» Work to be completed: Which of the lines in the data mention the string "action"? List them all.

Dataset entries:
§ §
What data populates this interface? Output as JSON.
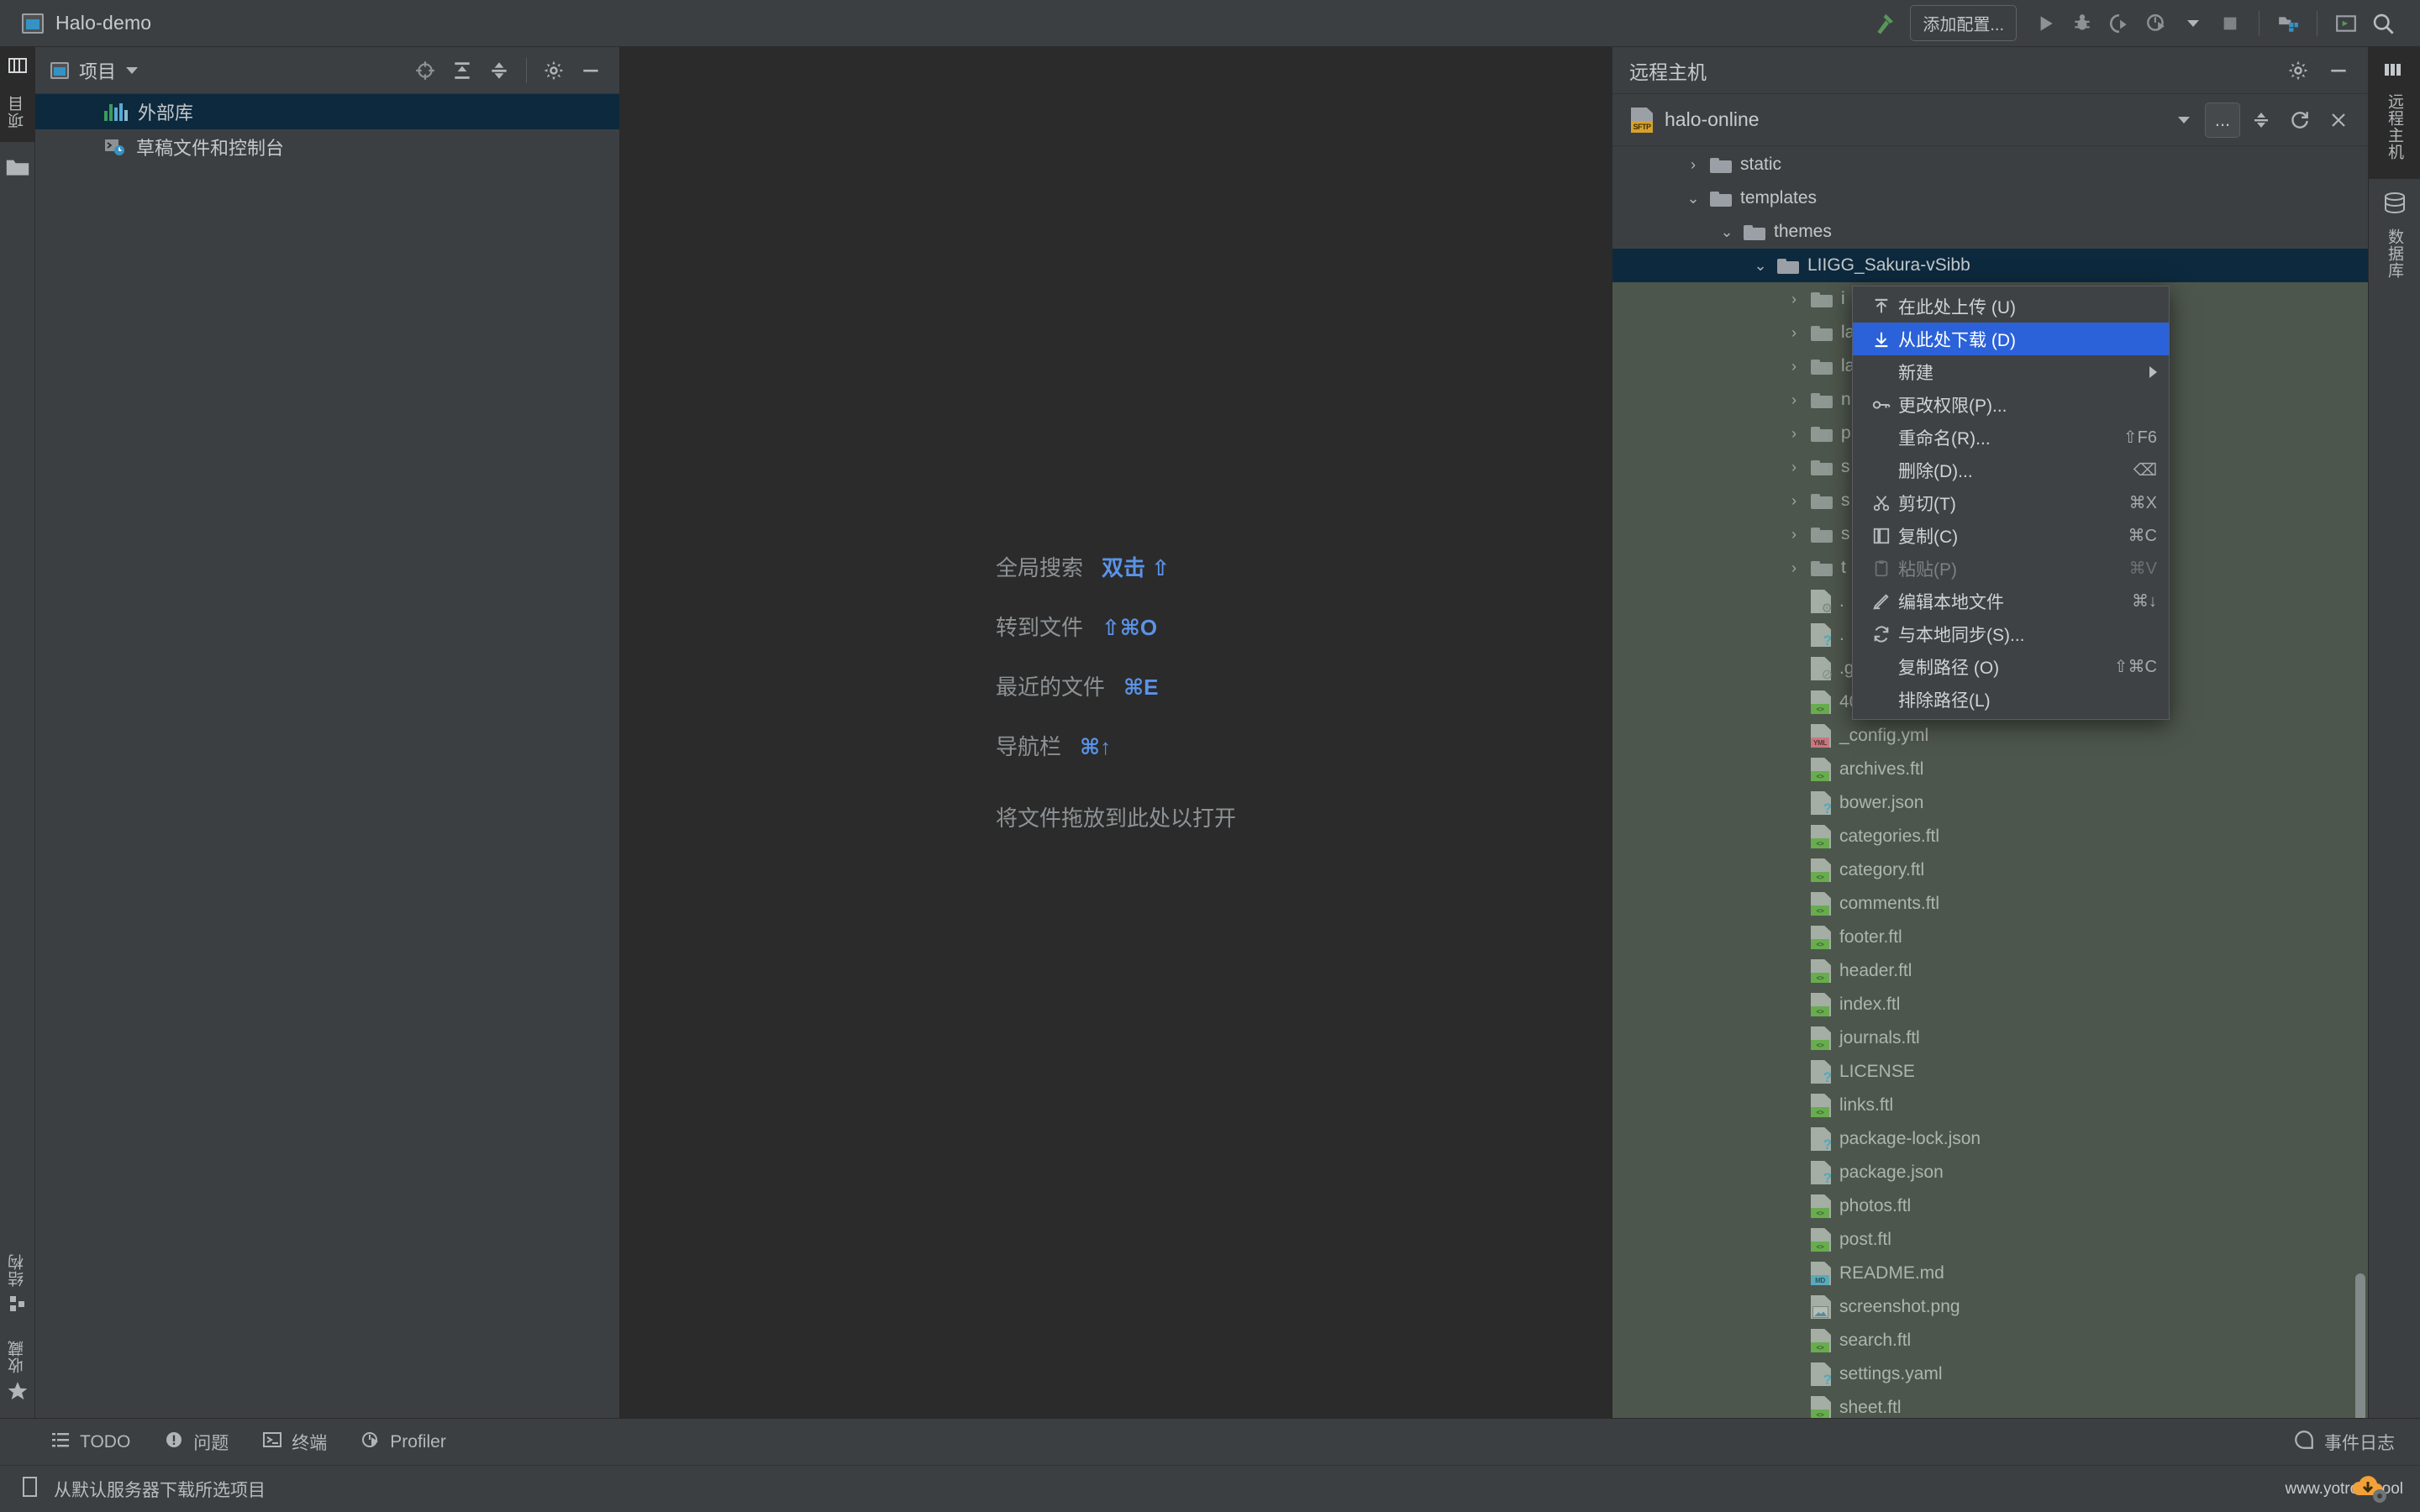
{
  "titlebar": {
    "project_name": "Halo-demo",
    "run_config_label": "添加配置...",
    "icons": [
      "hammer-icon",
      "run-icon",
      "debug-icon",
      "run-coverage-icon",
      "profile-icon",
      "dropdown-icon",
      "stop-icon",
      "git-icon",
      "terminal-icon",
      "search-everywhere-icon"
    ]
  },
  "left_strip": {
    "top_labels": [
      "项目"
    ],
    "bottom_items": [
      {
        "label": "结构",
        "icon": "structure-icon"
      },
      {
        "label": "收藏",
        "icon": "star-icon"
      }
    ],
    "folder_icon": "folder-icon"
  },
  "project_panel": {
    "title": "项目",
    "toolbar_icons": [
      "select-opened-file-icon",
      "expand-all-icon",
      "collapse-all-icon",
      "gear-icon",
      "hide-icon"
    ],
    "tree": [
      {
        "label": "外部库",
        "icon": "library-bars-icon",
        "selected": true
      },
      {
        "label": "草稿文件和控制台",
        "icon": "scratches-icon",
        "selected": false
      }
    ]
  },
  "editor": {
    "hints": [
      {
        "action": "全局搜索",
        "keys": "双击 ⇧"
      },
      {
        "action": "转到文件",
        "keys": "⇧⌘O"
      },
      {
        "action": "最近的文件",
        "keys": "⌘E"
      },
      {
        "action": "导航栏",
        "keys": "⌘↑"
      }
    ],
    "drop_hint": "将文件拖放到此处以打开"
  },
  "remote_panel": {
    "title": "远程主机",
    "header_icons": [
      "gear-icon",
      "hide-icon"
    ],
    "connection": "halo-online",
    "connection_icon": "sftp-icon",
    "toolbar_icons": [
      "dropdown-icon",
      "more-icon",
      "collapse-all-icon",
      "refresh-icon",
      "close-icon"
    ],
    "more_label": "...",
    "tree": [
      {
        "name": "static",
        "type": "folder",
        "chevron": "›",
        "indent": 1,
        "selected": false
      },
      {
        "name": "templates",
        "type": "folder",
        "chevron": "⌄",
        "indent": 1,
        "selected": false
      },
      {
        "name": "themes",
        "type": "folder",
        "chevron": "⌄",
        "indent": 2,
        "selected": false
      },
      {
        "name": "LIIGG_Sakura-vSibb",
        "type": "folder",
        "chevron": "⌄",
        "indent": 3,
        "selected": true
      },
      {
        "name": "i",
        "type": "folder",
        "chevron": "›",
        "indent": 4,
        "selected": false
      },
      {
        "name": "la",
        "type": "folder",
        "chevron": "›",
        "indent": 4,
        "selected": false
      },
      {
        "name": "la",
        "type": "folder",
        "chevron": "›",
        "indent": 4,
        "selected": false
      },
      {
        "name": "n",
        "type": "folder",
        "chevron": "›",
        "indent": 4,
        "selected": false
      },
      {
        "name": "p",
        "type": "folder",
        "chevron": "›",
        "indent": 4,
        "selected": false
      },
      {
        "name": "s",
        "type": "folder",
        "chevron": "›",
        "indent": 4,
        "selected": false
      },
      {
        "name": "s",
        "type": "folder",
        "chevron": "›",
        "indent": 4,
        "selected": false
      },
      {
        "name": "s",
        "type": "folder",
        "chevron": "›",
        "indent": 4,
        "selected": false
      },
      {
        "name": "t",
        "type": "folder",
        "chevron": "›",
        "indent": 4,
        "selected": false
      },
      {
        "name": ".",
        "type": "file",
        "badge": "config",
        "indent": 4,
        "selected": false
      },
      {
        "name": ".",
        "type": "file",
        "badge": "unknown",
        "indent": 4,
        "selected": false
      },
      {
        "name": ".g",
        "type": "file",
        "badge": "ignore",
        "indent": 4,
        "selected": false
      },
      {
        "name": "404.ftl",
        "type": "file",
        "badge": "ftl",
        "indent": 4,
        "selected": false
      },
      {
        "name": "_config.yml",
        "type": "file",
        "badge": "yml",
        "indent": 4,
        "selected": false
      },
      {
        "name": "archives.ftl",
        "type": "file",
        "badge": "ftl",
        "indent": 4,
        "selected": false
      },
      {
        "name": "bower.json",
        "type": "file",
        "badge": "unknown",
        "indent": 4,
        "selected": false
      },
      {
        "name": "categories.ftl",
        "type": "file",
        "badge": "ftl",
        "indent": 4,
        "selected": false
      },
      {
        "name": "category.ftl",
        "type": "file",
        "badge": "ftl",
        "indent": 4,
        "selected": false
      },
      {
        "name": "comments.ftl",
        "type": "file",
        "badge": "ftl",
        "indent": 4,
        "selected": false
      },
      {
        "name": "footer.ftl",
        "type": "file",
        "badge": "ftl",
        "indent": 4,
        "selected": false
      },
      {
        "name": "header.ftl",
        "type": "file",
        "badge": "ftl",
        "indent": 4,
        "selected": false
      },
      {
        "name": "index.ftl",
        "type": "file",
        "badge": "ftl",
        "indent": 4,
        "selected": false
      },
      {
        "name": "journals.ftl",
        "type": "file",
        "badge": "ftl",
        "indent": 4,
        "selected": false
      },
      {
        "name": "LICENSE",
        "type": "file",
        "badge": "unknown",
        "indent": 4,
        "selected": false
      },
      {
        "name": "links.ftl",
        "type": "file",
        "badge": "ftl",
        "indent": 4,
        "selected": false
      },
      {
        "name": "package-lock.json",
        "type": "file",
        "badge": "unknown",
        "indent": 4,
        "selected": false
      },
      {
        "name": "package.json",
        "type": "file",
        "badge": "unknown",
        "indent": 4,
        "selected": false
      },
      {
        "name": "photos.ftl",
        "type": "file",
        "badge": "ftl",
        "indent": 4,
        "selected": false
      },
      {
        "name": "post.ftl",
        "type": "file",
        "badge": "ftl",
        "indent": 4,
        "selected": false
      },
      {
        "name": "README.md",
        "type": "file",
        "badge": "md",
        "indent": 4,
        "selected": false
      },
      {
        "name": "screenshot.png",
        "type": "file",
        "badge": "png",
        "indent": 4,
        "selected": false
      },
      {
        "name": "search.ftl",
        "type": "file",
        "badge": "ftl",
        "indent": 4,
        "selected": false
      },
      {
        "name": "settings.yaml",
        "type": "file",
        "badge": "unknown",
        "indent": 4,
        "selected": false
      },
      {
        "name": "sheet.ftl",
        "type": "file",
        "badge": "ftl",
        "indent": 4,
        "selected": false
      }
    ]
  },
  "context_menu": {
    "items": [
      {
        "label": "在此处上传 (U)",
        "accel": "",
        "icon": "upload-icon",
        "state": "normal"
      },
      {
        "label": "从此处下载 (D)",
        "accel": "",
        "icon": "download-icon",
        "state": "highlight"
      },
      {
        "label": "新建",
        "accel": "",
        "icon": "",
        "state": "submenu"
      },
      {
        "label": "更改权限(P)...",
        "accel": "",
        "icon": "key-icon",
        "state": "normal"
      },
      {
        "label": "重命名(R)...",
        "accel": "⇧F6",
        "icon": "",
        "state": "normal"
      },
      {
        "label": "删除(D)...",
        "accel": "⌫",
        "icon": "",
        "state": "normal"
      },
      {
        "label": "剪切(T)",
        "accel": "⌘X",
        "icon": "scissors-icon",
        "state": "normal"
      },
      {
        "label": "复制(C)",
        "accel": "⌘C",
        "icon": "copy-icon",
        "state": "normal"
      },
      {
        "label": "粘贴(P)",
        "accel": "⌘V",
        "icon": "paste-icon",
        "state": "disabled"
      },
      {
        "label": "编辑本地文件",
        "accel": "⌘↓",
        "icon": "pencil-icon",
        "state": "normal"
      },
      {
        "label": "与本地同步(S)...",
        "accel": "",
        "icon": "sync-icon",
        "state": "normal"
      },
      {
        "label": "复制路径 (O)",
        "accel": "⇧⌘C",
        "icon": "",
        "state": "normal"
      },
      {
        "label": "排除路径(L)",
        "accel": "",
        "icon": "",
        "state": "normal"
      }
    ]
  },
  "right_strip": {
    "items": [
      {
        "label": "远程主机",
        "icon": "remote-host-icon",
        "active": true
      },
      {
        "label": "数据库",
        "icon": "database-icon",
        "active": false
      }
    ]
  },
  "bottom_bar": {
    "items": [
      {
        "label": "TODO",
        "icon": "todo-icon"
      },
      {
        "label": "问题",
        "icon": "problems-icon"
      },
      {
        "label": "终端",
        "icon": "terminal-icon"
      },
      {
        "label": "Profiler",
        "icon": "profiler-icon"
      }
    ],
    "right": {
      "label": "事件日志",
      "icon": "event-log-icon"
    }
  },
  "status_bar": {
    "icon": "download-status-icon",
    "text": "从默认服务器下载所选项目",
    "watermark": "www.yotrow.cool"
  },
  "colors": {
    "accent_blue": "#2b62d9",
    "selection_navy": "#0d293e",
    "panel_bg": "#3c3f41",
    "editor_bg": "#2b2b2b",
    "hint_key_blue": "#5b93e8",
    "ftl_badge_green": "#62bb46",
    "yml_badge_pink": "#e8708a",
    "md_badge_blue": "#4db8e0"
  }
}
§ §
» Result for this task:
        "action": "全局搜索",
        "action": "转到文件",
        "action": "最近的文件",
        "action": "导航栏",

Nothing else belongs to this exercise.